Saved data entries:
◇ ◇ ◇ ◇

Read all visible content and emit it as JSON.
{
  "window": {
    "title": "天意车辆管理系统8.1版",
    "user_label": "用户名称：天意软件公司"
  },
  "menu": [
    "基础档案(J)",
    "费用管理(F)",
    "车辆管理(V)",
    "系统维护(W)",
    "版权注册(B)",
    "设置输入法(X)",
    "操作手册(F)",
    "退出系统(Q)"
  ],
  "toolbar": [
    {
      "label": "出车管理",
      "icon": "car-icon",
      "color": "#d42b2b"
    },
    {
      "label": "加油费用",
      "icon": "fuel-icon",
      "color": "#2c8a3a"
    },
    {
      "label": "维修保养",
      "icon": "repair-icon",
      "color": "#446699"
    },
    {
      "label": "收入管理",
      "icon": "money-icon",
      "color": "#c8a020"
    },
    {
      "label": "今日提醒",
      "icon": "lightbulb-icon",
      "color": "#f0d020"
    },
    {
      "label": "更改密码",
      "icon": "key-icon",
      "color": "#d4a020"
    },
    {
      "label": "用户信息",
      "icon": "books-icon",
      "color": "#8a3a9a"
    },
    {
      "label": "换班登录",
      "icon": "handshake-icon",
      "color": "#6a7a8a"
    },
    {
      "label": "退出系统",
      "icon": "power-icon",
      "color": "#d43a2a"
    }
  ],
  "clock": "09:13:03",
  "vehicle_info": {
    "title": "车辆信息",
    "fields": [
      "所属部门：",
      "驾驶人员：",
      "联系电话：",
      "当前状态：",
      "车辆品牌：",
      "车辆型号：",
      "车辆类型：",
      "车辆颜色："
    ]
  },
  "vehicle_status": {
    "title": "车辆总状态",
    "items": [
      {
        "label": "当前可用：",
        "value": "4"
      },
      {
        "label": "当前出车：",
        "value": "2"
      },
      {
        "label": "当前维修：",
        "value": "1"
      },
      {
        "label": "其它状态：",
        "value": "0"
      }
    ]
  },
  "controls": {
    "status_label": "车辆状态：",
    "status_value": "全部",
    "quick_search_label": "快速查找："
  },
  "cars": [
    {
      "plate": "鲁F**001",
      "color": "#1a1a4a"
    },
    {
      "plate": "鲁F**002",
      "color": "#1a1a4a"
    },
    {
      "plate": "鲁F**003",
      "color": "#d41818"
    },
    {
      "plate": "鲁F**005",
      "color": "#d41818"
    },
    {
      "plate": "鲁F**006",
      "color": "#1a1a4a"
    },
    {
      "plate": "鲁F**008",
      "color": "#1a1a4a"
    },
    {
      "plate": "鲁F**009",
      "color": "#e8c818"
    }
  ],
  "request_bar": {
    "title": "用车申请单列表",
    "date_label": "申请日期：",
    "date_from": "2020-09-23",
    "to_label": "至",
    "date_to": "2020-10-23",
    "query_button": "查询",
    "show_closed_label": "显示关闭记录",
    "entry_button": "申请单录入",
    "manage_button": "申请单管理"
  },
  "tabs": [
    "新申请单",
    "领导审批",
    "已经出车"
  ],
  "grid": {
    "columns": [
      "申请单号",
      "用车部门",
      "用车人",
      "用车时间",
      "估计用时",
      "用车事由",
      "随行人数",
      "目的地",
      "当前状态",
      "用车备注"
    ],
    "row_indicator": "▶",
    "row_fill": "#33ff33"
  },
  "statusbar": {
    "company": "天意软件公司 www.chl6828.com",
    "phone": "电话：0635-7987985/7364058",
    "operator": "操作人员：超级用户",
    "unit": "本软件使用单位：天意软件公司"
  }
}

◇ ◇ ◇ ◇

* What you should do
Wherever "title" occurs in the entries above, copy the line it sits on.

* Your solution
    "title": "天意车辆管理系统8.1版",
    "title": "车辆信息",
    "title": "车辆总状态",
    "title": "用车申请单列表",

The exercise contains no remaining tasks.